**What is being asked:** Collect each line of the records containing the string "true".
┌──
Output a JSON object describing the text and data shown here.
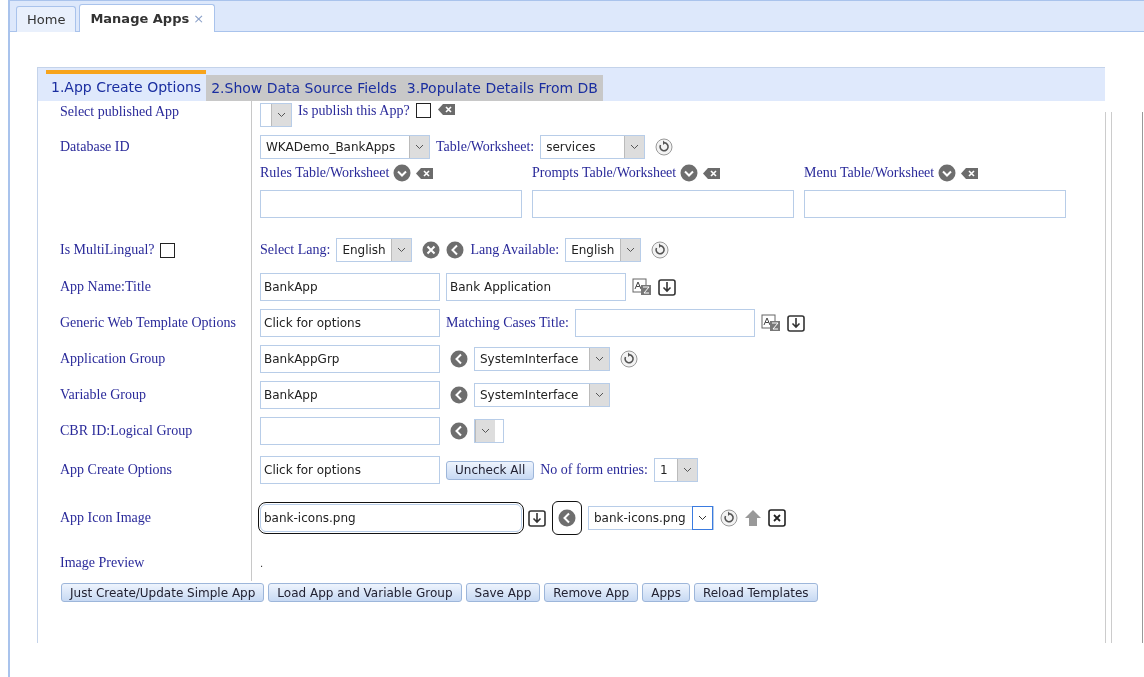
{
  "tabs": [
    {
      "label": "Home",
      "selected": false
    },
    {
      "label": "Manage Apps",
      "selected": true,
      "close": "×"
    }
  ],
  "steps": [
    {
      "label": "1.App Create Options",
      "selected": true
    },
    {
      "label": "2.Show Data Source Fields",
      "selected": false
    },
    {
      "label": "3.Populate Details From DB",
      "selected": false
    }
  ],
  "published": {
    "label": "Select published App",
    "question": "Is publish this App?",
    "checked": false
  },
  "database": {
    "label": "Database ID",
    "db": "WKADemo_BankApps",
    "table_label": "Table/Worksheet:",
    "table": "services",
    "sub_tables": [
      {
        "label": "Rules Table/Worksheet"
      },
      {
        "label": "Prompts Table/Worksheet"
      },
      {
        "label": "Menu Table/Worksheet"
      }
    ]
  },
  "multilingual": {
    "label": "Is MultiLingual?",
    "checked": false,
    "select_label": "Select Lang:",
    "lang": "English",
    "available_label": "Lang Available:",
    "available": "English"
  },
  "app_name": {
    "label": "App Name:Title",
    "name": "BankApp",
    "title": "Bank Application"
  },
  "template": {
    "label": "Generic Web Template Options",
    "value": "Click for options",
    "cases_label": "Matching Cases Title:"
  },
  "groups": [
    {
      "label": "Application Group",
      "value": "BankAppGrp",
      "select": "SystemInterface",
      "refresh": true
    },
    {
      "label": "Variable Group",
      "value": "BankApp",
      "select": "SystemInterface",
      "refresh": false
    },
    {
      "label": "CBR ID:Logical Group",
      "refresh": false
    }
  ],
  "create_options": {
    "label": "App Create Options",
    "value": "Click for options",
    "button": "Uncheck All",
    "entries_label": "No of form entries:",
    "entries": "1"
  },
  "icon": {
    "label": "App Icon Image",
    "value": "bank-icons.png",
    "select": "bank-icons.png",
    "highlighted": true
  },
  "preview": {
    "label": "Image Preview",
    "value": "."
  },
  "buttons": [
    "Just Create/Update Simple App",
    "Load App and Variable Group",
    "Save App",
    "Remove App",
    "Apps",
    "Reload Templates"
  ]
}
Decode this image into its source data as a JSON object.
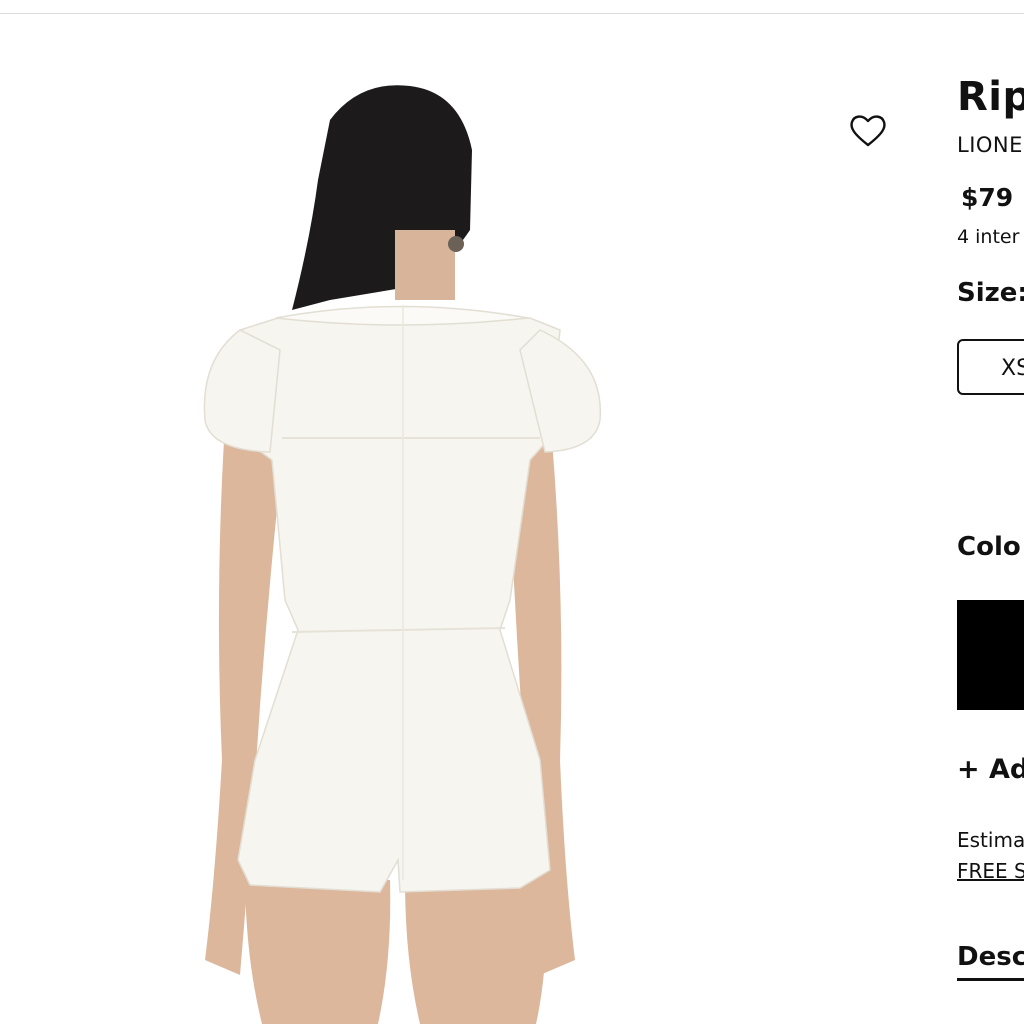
{
  "product": {
    "title": "Rip",
    "brand": "LIONE",
    "price": "$79",
    "installments": "4 inter",
    "size_label": "Size:",
    "size_option": "XS",
    "color_label": "Colo",
    "color_swatch": "#000000",
    "add_link": "+ Ad",
    "estimated": "Estima",
    "free_shipping": "FREE SH",
    "description_tab": "Desc"
  },
  "icons": {
    "wishlist": "heart-outline-icon"
  }
}
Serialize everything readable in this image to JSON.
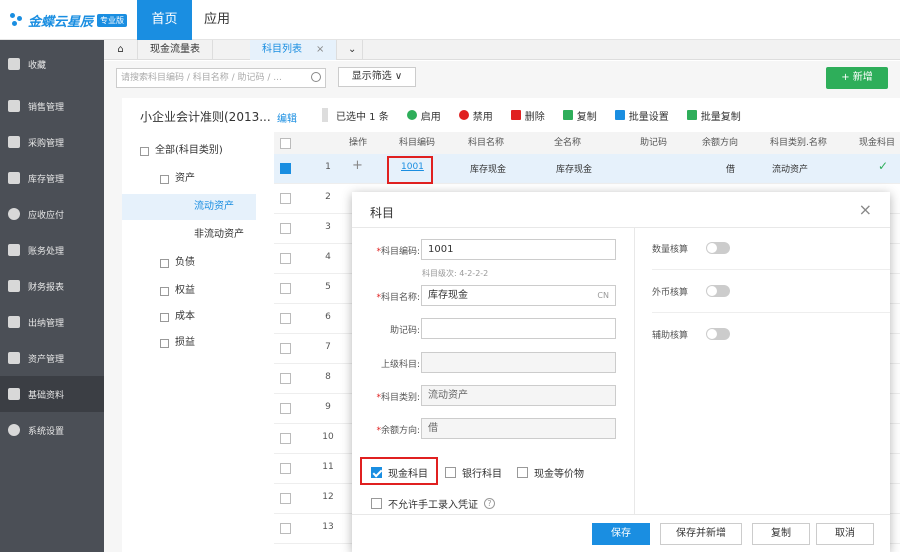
{
  "app": {
    "brand": "金蝶云星辰",
    "edition_badge": "专业版",
    "nav": [
      "首页",
      "应用"
    ]
  },
  "sidebar": {
    "items": [
      {
        "label": "收藏",
        "icon": "star-icon"
      },
      {
        "label": "销售管理",
        "icon": "bar-chart-icon"
      },
      {
        "label": "采购管理",
        "icon": "cart-icon"
      },
      {
        "label": "库存管理",
        "icon": "box-icon"
      },
      {
        "label": "应收应付",
        "icon": "coin-icon"
      },
      {
        "label": "账务处理",
        "icon": "ledger-icon"
      },
      {
        "label": "财务报表",
        "icon": "report-icon"
      },
      {
        "label": "出纳管理",
        "icon": "cashier-icon"
      },
      {
        "label": "资产管理",
        "icon": "asset-icon"
      },
      {
        "label": "基础资料",
        "icon": "layers-icon"
      },
      {
        "label": "系统设置",
        "icon": "gear-icon"
      }
    ]
  },
  "tabs": [
    {
      "label": "现金流量表"
    },
    {
      "label": "科目列表"
    }
  ],
  "search": {
    "placeholder": "请搜索科目编码 / 科目名称 / 助记码 / ..."
  },
  "filter_label": "显示筛选 ∨",
  "add_label": "+ 新增",
  "ledger": {
    "name": "小企业会计准则(2013...",
    "edit": "编辑"
  },
  "toolbar": {
    "selected": "已选中 1 条",
    "items": [
      "启用",
      "禁用",
      "删除",
      "复制",
      "批量设置",
      "批量复制"
    ]
  },
  "tree": [
    {
      "label": "全部(科目类别)"
    },
    {
      "label": "资产"
    },
    {
      "label": "流动资产"
    },
    {
      "label": "非流动资产"
    },
    {
      "label": "负债"
    },
    {
      "label": "权益"
    },
    {
      "label": "成本"
    },
    {
      "label": "损益"
    }
  ],
  "table": {
    "headers": [
      "操作",
      "科目编码",
      "科目名称",
      "全名称",
      "助记码",
      "余额方向",
      "科目类别.名称",
      "现金科目"
    ],
    "first_row": {
      "num": "1",
      "op": "+",
      "code": "1001",
      "name": "库存现金",
      "fullname": "库存现金",
      "direction": "借",
      "category": "流动资产",
      "cash": "✓"
    },
    "row_nums": [
      "2",
      "3",
      "4",
      "5",
      "6",
      "7",
      "8",
      "9",
      "10",
      "11",
      "12",
      "13"
    ]
  },
  "modal": {
    "title": "科目",
    "close": "×",
    "fields": {
      "code_label": "科目编码:",
      "code_value": "1001",
      "level_hint": "科目级次: 4-2-2-2",
      "name_label": "科目名称:",
      "name_value": "库存现金",
      "name_lang": "CN",
      "mnemonic_label": "助记码:",
      "mnemonic_value": "",
      "parent_label": "上级科目:",
      "parent_value": "",
      "category_label": "科目类别:",
      "category_value": "流动资产",
      "direction_label": "余额方向:",
      "direction_value": "借"
    },
    "toggles": [
      {
        "label": "数量核算",
        "on": false
      },
      {
        "label": "外币核算",
        "on": false
      },
      {
        "label": "辅助核算",
        "on": false
      }
    ],
    "checkboxes": [
      {
        "label": "现金科目",
        "checked": true
      },
      {
        "label": "银行科目",
        "checked": false
      },
      {
        "label": "现金等价物",
        "checked": false
      },
      {
        "label": "不允许手工录入凭证",
        "checked": false
      }
    ],
    "help": "?",
    "buttons": [
      "保存",
      "保存并新增",
      "复制",
      "取消"
    ]
  }
}
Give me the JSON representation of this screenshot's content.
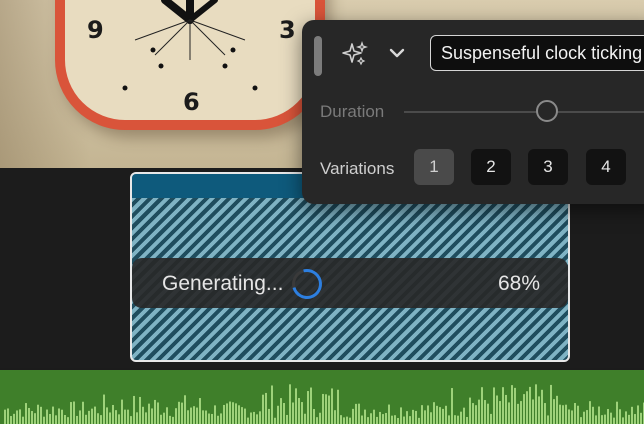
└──
**Exercise response:**
      "selected": true,
      "selected": true
      "refresh": true
    "highlighted": true
        "checked": true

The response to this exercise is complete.